• [WHAT THIS TASK INVOLVES] Print the records below exactly, leaving out nothing.

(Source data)
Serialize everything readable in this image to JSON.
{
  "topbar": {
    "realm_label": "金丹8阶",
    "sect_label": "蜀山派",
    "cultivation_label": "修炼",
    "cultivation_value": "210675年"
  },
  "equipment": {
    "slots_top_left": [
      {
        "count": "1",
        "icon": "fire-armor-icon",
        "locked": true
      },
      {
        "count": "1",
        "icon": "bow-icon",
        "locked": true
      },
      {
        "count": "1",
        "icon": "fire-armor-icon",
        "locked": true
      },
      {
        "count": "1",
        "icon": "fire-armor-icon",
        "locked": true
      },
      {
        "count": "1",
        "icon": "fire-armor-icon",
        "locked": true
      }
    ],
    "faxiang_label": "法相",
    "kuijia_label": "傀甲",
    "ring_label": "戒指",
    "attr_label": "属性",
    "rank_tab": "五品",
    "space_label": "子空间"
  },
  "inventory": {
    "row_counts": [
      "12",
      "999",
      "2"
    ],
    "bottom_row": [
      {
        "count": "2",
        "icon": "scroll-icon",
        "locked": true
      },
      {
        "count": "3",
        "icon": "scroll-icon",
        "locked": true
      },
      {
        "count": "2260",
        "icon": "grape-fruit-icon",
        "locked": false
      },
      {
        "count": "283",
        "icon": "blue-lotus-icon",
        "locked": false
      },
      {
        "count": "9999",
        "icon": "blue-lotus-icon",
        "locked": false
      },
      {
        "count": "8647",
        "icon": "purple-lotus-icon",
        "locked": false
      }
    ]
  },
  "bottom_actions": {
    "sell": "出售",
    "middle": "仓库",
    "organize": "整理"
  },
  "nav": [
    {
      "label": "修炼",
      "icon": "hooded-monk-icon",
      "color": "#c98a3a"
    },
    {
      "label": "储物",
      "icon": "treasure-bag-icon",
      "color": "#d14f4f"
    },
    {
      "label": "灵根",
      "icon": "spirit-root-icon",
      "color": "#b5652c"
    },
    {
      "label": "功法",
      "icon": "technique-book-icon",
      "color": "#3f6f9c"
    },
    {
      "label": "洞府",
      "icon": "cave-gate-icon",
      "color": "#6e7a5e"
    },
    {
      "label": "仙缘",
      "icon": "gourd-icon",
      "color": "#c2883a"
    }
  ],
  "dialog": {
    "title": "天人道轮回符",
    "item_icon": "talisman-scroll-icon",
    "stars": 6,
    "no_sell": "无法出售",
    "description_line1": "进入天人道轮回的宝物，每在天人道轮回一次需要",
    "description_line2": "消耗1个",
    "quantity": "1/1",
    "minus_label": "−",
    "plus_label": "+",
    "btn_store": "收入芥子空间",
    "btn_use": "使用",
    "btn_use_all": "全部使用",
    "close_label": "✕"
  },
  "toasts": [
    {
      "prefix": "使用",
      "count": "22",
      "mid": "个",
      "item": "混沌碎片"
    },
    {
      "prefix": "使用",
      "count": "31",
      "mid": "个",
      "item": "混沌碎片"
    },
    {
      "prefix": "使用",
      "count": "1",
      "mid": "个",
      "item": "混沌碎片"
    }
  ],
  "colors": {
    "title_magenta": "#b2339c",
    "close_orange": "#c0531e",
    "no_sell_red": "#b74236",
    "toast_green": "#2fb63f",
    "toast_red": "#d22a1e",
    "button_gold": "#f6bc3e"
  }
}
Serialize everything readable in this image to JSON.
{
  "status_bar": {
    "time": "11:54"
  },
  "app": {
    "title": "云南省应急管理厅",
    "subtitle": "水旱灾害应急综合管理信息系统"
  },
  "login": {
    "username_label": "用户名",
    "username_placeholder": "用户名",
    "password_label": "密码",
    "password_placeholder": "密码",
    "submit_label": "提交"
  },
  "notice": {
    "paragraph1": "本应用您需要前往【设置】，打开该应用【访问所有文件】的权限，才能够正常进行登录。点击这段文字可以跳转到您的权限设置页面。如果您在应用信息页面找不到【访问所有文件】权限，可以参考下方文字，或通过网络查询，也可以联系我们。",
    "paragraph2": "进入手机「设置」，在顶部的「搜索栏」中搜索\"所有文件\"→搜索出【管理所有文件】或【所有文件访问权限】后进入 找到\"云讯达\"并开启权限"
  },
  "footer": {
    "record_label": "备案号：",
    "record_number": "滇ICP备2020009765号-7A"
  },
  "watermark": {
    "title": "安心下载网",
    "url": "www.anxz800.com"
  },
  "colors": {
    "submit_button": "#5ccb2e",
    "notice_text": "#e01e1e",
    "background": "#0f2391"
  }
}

• [OUTPUT FOR THIS EXERCISE]
Serialize everything readable in this image to JSON.
{
  "topbar": {
    "realm_label": "金丹8阶",
    "sect_label": "蜀山派",
    "cultivation_label": "修炼",
    "cultivation_value": "210675年"
  },
  "equipment": {
    "slots_top_left": [
      {
        "count": "1",
        "icon": "fire-armor-icon",
        "locked": true
      },
      {
        "count": "1",
        "icon": "bow-icon",
        "locked": true
      },
      {
        "count": "1",
        "icon": "fire-armor-icon",
        "locked": true
      },
      {
        "count": "1",
        "icon": "fire-armor-icon",
        "locked": true
      },
      {
        "count": "1",
        "icon": "fire-armor-icon",
        "locked": true
      }
    ],
    "faxiang_label": "法相",
    "kuijia_label": "傀甲",
    "ring_label": "戒指",
    "attr_label": "属性",
    "rank_tab": "五品",
    "space_label": "子空间"
  },
  "inventory": {
    "row_counts": [
      "12",
      "999",
      "2"
    ],
    "bottom_row": [
      {
        "count": "2",
        "icon": "scroll-icon",
        "locked": true
      },
      {
        "count": "3",
        "icon": "scroll-icon",
        "locked": true
      },
      {
        "count": "2260",
        "icon": "grape-fruit-icon",
        "locked": false
      },
      {
        "count": "283",
        "icon": "blue-lotus-icon",
        "locked": false
      },
      {
        "count": "9999",
        "icon": "blue-lotus-icon",
        "locked": false
      },
      {
        "count": "8647",
        "icon": "purple-lotus-icon",
        "locked": false
      }
    ]
  },
  "bottom_actions": {
    "sell": "出售",
    "middle": "仓库",
    "organize": "整理"
  },
  "nav": [
    {
      "label": "修炼",
      "icon": "hooded-monk-icon",
      "color": "#c98a3a"
    },
    {
      "label": "储物",
      "icon": "treasure-bag-icon",
      "color": "#d14f4f"
    },
    {
      "label": "灵根",
      "icon": "spirit-root-icon",
      "color": "#b5652c"
    },
    {
      "label": "功法",
      "icon": "technique-book-icon",
      "color": "#3f6f9c"
    },
    {
      "label": "洞府",
      "icon": "cave-gate-icon",
      "color": "#6e7a5e"
    },
    {
      "label": "仙缘",
      "icon": "gourd-icon",
      "color": "#c2883a"
    }
  ],
  "dialog": {
    "title": "天人道轮回符",
    "item_icon": "talisman-scroll-icon",
    "stars": 6,
    "no_sell": "无法出售",
    "description_line1": "进入天人道轮回的宝物，每在天人道轮回一次需要",
    "description_line2": "消耗1个",
    "quantity": "1/1",
    "minus_label": "−",
    "plus_label": "+",
    "btn_store": "收入芥子空间",
    "btn_use": "使用",
    "btn_use_all": "全部使用",
    "close_label": "✕"
  },
  "toasts": [
    {
      "prefix": "使用",
      "count": "22",
      "mid": "个",
      "item": "混沌碎片"
    },
    {
      "prefix": "使用",
      "count": "31",
      "mid": "个",
      "item": "混沌碎片"
    },
    {
      "prefix": "使用",
      "count": "1",
      "mid": "个",
      "item": "混沌碎片"
    }
  ],
  "colors": {
    "title_magenta": "#b2339c",
    "close_orange": "#c0531e",
    "no_sell_red": "#b74236",
    "toast_green": "#2fb63f",
    "toast_red": "#d22a1e",
    "button_gold": "#f6bc3e"
  }
}
Serialize everything readable in this image to JSON.
{
  "status_bar": {
    "time": "11:54"
  },
  "app": {
    "title": "云南省应急管理厅",
    "subtitle": "水旱灾害应急综合管理信息系统"
  },
  "login": {
    "username_label": "用户名",
    "username_placeholder": "用户名",
    "password_label": "密码",
    "password_placeholder": "密码",
    "submit_label": "提交"
  },
  "notice": {
    "paragraph1": "本应用您需要前往【设置】，打开该应用【访问所有文件】的权限，才能够正常进行登录。点击这段文字可以跳转到您的权限设置页面。如果您在应用信息页面找不到【访问所有文件】权限，可以参考下方文字，或通过网络查询，也可以联系我们。",
    "paragraph2": "进入手机「设置」，在顶部的「搜索栏」中搜索\"所有文件\"→搜索出【管理所有文件】或【所有文件访问权限】后进入 找到\"云讯达\"并开启权限"
  },
  "footer": {
    "record_label": "备案号：",
    "record_number": "滇ICP备2020009765号-7A"
  },
  "watermark": {
    "title": "安心下载网",
    "url": "www.anxz800.com"
  },
  "colors": {
    "submit_button": "#5ccb2e",
    "notice_text": "#e01e1e",
    "background": "#0f2391"
  }
}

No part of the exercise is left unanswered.